There is widespread evidence of offerings to/at rivers, lakes and wells in the pre-hisory of NW Europe. I am familiar with such situations from Ireland, especially at the sacred centre of Lough Gur, where I've had a creative involvement over many years. Plenty of evidence of such activities in the pre-history of the Somerset Levels too. As part of the Drowned Lands project, I was out in my kayak there last week with intrepid historian, Professor Steve Poole (pictured below). There will be much more on this in future blog-posts.
Up and coming very soon (24th May) is the World Fish Migration Day, aimed at raising"global attention for endangered migratory fish, like salmon, sturgeon, giant catfish, dourado and eel. Migratory fish are particularly threatened by barriers such as weirs, dams and sluices, built for water management, hydropower and land drainage. These fish need free migration routes in order to survive. Water managers, fishery organizations and NGO's are restoring fish migration routes in rivers and between rivers and seas. Dams removed, sluices are managed fish friendly and fishway are built to help fish on their journey. During the World Fish Migration Day the participating organizations will open their doors for the public and will show fish and fishways and host activities for children and parents."
In my early contacts with the CCRI unit at University of Gloucestershire, some expanded exploratory themes have emerged - as suggested by the researchers. As well as the theme of sustainable food/fishing, there is interest in: crossings (former/'ghost', low-tide etc); the impact on the Bore of the sea-defences; coastal erosion; the commons and common-land; new economics; global/local interactions; soil issues and farming on coastal wetlands; mud! ; driftwood and palaeo-ecology; changing biodiversity; the scientific as a kind of "organised and methodical culture"; communities of interest (artists, farmers, hydrologists, engineers, ornithologists); Sabrina Dreaming and the connotations of this reference; trade/shipping and how is it changing; The Upper Severn Estuary as a world heritage site?; A Centre for Tidal Culture?; Coastal/Estuary Twinning? and links to Severn Estuary Partnership (SEP).

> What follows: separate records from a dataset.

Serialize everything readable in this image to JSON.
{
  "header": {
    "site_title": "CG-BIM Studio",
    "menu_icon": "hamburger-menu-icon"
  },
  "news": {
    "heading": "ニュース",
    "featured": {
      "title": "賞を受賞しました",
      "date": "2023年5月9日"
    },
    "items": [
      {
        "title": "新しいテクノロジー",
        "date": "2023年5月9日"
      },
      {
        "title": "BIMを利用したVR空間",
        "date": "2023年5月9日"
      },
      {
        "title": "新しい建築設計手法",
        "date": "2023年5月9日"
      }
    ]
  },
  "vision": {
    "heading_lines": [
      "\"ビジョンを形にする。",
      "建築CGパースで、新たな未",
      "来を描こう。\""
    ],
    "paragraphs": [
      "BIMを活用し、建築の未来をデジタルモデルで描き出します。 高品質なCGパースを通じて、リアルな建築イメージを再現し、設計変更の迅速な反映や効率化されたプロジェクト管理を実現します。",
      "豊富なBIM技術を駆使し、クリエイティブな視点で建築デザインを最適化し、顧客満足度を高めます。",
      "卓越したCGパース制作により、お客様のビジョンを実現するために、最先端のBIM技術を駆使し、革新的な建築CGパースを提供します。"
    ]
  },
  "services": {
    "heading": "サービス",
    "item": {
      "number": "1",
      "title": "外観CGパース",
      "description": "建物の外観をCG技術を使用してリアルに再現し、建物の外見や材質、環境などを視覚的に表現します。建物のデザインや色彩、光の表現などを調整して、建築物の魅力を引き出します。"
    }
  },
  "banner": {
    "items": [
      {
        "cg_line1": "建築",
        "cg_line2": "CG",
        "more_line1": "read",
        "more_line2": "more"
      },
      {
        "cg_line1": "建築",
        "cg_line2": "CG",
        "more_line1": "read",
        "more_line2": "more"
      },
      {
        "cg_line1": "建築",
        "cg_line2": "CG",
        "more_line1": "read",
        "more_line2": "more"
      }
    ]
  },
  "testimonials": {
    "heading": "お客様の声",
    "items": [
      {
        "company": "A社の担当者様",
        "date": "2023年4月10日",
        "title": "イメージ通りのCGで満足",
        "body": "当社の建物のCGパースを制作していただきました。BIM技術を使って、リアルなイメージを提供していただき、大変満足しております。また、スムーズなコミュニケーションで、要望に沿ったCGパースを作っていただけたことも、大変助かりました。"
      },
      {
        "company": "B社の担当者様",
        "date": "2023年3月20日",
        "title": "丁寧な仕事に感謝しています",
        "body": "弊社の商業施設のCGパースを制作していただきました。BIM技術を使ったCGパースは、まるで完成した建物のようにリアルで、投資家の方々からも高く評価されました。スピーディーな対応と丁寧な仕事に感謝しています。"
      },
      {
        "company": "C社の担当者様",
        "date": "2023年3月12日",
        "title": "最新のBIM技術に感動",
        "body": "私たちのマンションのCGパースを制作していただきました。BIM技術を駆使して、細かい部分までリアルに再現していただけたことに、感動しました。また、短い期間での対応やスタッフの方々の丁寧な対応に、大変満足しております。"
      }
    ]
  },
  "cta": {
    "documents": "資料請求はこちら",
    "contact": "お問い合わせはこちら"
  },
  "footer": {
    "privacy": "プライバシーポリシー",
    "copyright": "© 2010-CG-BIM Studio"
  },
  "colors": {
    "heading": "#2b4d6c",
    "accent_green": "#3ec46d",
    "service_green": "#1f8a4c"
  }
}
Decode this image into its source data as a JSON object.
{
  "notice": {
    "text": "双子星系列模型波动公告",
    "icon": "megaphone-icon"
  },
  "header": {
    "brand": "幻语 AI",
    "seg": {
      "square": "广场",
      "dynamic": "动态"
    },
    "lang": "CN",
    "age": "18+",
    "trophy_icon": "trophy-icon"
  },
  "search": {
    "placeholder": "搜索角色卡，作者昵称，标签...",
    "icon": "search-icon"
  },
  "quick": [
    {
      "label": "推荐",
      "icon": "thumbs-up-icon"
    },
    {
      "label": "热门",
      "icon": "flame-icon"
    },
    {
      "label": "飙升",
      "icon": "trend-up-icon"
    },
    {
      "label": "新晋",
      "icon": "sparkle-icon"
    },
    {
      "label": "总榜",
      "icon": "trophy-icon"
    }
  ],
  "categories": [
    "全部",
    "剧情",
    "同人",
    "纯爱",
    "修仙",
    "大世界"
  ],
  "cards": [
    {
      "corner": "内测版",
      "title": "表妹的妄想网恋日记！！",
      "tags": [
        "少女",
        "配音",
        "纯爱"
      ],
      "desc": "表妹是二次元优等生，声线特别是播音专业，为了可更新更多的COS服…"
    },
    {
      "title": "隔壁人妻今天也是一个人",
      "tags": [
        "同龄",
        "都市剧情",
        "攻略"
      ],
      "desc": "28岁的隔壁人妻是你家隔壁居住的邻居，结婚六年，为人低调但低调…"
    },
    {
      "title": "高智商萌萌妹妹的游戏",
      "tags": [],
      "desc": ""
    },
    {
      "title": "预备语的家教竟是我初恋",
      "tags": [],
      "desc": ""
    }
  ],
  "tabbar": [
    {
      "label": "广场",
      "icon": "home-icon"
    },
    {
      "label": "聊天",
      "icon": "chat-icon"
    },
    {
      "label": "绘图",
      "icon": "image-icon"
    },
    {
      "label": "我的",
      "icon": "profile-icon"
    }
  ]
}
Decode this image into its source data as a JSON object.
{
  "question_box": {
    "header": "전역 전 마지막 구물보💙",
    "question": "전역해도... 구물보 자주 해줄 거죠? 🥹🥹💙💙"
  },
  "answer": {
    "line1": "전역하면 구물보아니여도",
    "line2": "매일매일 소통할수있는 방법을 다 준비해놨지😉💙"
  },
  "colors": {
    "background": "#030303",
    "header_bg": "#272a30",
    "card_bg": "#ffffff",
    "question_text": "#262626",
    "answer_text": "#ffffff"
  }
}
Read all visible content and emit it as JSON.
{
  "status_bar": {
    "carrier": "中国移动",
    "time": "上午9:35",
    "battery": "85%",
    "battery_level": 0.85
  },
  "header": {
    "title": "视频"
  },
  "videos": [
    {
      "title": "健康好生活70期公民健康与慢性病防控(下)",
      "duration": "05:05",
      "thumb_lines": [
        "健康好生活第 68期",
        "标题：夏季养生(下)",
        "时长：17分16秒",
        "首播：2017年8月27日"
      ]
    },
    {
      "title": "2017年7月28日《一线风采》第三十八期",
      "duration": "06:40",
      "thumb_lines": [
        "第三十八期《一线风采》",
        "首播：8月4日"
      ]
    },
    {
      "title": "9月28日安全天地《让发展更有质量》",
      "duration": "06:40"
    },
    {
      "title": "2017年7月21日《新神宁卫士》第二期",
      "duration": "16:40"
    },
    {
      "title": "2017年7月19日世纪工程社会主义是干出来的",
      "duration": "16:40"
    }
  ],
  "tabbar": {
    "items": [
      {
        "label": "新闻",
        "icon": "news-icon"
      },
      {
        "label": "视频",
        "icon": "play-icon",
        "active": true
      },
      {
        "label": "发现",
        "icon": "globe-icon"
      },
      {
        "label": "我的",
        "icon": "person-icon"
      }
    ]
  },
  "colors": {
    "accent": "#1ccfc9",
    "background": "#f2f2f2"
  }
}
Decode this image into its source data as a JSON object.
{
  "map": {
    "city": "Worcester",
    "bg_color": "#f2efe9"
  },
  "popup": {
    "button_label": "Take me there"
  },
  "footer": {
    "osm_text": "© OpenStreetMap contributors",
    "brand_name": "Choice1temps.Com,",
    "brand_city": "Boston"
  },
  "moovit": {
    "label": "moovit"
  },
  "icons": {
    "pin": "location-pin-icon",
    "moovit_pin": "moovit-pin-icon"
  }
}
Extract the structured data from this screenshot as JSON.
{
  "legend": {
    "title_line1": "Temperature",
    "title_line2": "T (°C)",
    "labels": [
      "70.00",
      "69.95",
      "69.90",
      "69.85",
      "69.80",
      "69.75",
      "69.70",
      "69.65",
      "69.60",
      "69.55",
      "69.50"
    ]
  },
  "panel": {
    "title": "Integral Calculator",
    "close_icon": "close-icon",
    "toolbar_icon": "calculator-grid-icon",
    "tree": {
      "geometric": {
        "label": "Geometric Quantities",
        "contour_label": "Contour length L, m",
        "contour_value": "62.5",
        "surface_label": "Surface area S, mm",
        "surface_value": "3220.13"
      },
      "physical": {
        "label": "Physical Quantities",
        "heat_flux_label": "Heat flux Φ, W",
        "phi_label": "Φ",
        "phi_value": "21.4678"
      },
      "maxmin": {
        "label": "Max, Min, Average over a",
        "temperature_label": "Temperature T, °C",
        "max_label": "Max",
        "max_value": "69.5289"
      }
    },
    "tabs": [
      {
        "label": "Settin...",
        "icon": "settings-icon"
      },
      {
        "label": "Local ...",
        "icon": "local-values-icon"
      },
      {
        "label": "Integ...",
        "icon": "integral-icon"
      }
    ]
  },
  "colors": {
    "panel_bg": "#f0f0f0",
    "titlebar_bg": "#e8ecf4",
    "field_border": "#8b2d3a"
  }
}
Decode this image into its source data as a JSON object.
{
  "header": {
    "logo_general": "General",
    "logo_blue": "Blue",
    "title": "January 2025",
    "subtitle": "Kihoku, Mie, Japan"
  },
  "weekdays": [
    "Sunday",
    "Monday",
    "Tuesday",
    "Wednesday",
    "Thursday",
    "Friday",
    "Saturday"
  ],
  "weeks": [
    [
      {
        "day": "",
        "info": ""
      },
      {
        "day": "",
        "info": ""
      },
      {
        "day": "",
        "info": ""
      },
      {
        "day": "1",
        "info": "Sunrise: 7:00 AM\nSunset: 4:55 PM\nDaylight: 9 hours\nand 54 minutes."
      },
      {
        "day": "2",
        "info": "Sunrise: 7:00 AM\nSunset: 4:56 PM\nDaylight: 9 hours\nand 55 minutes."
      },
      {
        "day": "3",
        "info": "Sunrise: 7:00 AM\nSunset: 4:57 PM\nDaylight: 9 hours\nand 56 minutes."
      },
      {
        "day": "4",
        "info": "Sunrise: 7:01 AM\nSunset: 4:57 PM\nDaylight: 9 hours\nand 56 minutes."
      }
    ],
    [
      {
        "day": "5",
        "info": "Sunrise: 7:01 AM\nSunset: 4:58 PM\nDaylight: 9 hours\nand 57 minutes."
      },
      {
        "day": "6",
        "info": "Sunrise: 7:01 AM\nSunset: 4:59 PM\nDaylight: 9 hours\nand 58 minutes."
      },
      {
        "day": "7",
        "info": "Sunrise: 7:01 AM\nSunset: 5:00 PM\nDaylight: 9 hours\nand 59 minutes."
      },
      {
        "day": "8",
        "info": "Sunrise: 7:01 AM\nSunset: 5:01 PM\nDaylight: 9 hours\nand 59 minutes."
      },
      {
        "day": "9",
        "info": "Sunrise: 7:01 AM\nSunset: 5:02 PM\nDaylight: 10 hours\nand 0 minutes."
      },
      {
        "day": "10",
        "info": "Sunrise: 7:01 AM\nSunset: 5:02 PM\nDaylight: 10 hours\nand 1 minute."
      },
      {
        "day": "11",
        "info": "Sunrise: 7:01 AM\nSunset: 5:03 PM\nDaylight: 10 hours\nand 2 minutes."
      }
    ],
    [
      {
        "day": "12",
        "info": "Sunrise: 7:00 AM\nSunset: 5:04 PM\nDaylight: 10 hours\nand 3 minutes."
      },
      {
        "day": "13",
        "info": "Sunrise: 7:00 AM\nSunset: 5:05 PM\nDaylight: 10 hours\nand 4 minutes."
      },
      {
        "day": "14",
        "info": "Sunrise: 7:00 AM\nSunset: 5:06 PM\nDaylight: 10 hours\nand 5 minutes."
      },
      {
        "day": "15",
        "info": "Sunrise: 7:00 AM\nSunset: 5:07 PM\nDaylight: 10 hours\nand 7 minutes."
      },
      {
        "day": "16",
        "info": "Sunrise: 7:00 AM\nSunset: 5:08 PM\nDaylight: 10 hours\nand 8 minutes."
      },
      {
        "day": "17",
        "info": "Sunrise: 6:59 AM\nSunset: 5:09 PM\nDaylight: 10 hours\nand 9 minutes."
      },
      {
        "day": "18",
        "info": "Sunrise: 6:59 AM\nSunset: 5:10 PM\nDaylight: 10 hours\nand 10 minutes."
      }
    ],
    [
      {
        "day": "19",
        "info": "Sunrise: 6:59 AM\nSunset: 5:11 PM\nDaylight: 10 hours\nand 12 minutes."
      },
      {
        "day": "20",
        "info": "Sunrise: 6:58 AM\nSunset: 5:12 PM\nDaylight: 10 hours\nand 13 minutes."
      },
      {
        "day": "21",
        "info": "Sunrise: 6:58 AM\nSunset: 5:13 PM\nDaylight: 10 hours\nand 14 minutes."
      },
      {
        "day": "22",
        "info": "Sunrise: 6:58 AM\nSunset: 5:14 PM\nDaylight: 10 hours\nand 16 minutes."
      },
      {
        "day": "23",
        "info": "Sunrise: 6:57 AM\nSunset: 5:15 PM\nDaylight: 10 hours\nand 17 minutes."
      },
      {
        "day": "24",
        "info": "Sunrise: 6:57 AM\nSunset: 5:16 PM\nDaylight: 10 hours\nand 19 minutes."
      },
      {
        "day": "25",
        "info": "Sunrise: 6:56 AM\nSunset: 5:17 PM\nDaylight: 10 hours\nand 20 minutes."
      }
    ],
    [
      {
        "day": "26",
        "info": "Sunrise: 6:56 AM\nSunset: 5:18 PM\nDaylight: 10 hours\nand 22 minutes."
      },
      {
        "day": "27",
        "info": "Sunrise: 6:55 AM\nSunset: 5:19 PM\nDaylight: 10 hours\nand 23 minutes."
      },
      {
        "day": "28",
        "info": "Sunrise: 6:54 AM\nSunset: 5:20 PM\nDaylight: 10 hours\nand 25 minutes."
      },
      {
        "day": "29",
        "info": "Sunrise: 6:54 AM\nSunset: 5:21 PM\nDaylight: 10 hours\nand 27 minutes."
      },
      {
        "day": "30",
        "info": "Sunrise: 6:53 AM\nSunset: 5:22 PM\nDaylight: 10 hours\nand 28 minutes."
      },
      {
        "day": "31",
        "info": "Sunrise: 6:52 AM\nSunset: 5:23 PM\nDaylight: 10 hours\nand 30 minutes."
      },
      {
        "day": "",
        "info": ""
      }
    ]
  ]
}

I'm clearly not the only person out exploring the old crossings along this coast. I recently came across a wonderfully detailed blog-post on the topic (7 crossings of the River Severn) via Landscapism. As with my own coastal encounters, the shadow of Bob Dylan looms large - especially at the old Aust Ferry Jetty.
Eels seem to be inescapable in the setting of the Severn, and I have been sent a great image - taken a couple of days ago at Avonmouth - of a heron with an eel for a meal.
|photo: Will Jones|
|with Professor Poole on the River Parrett, Somerset Levels|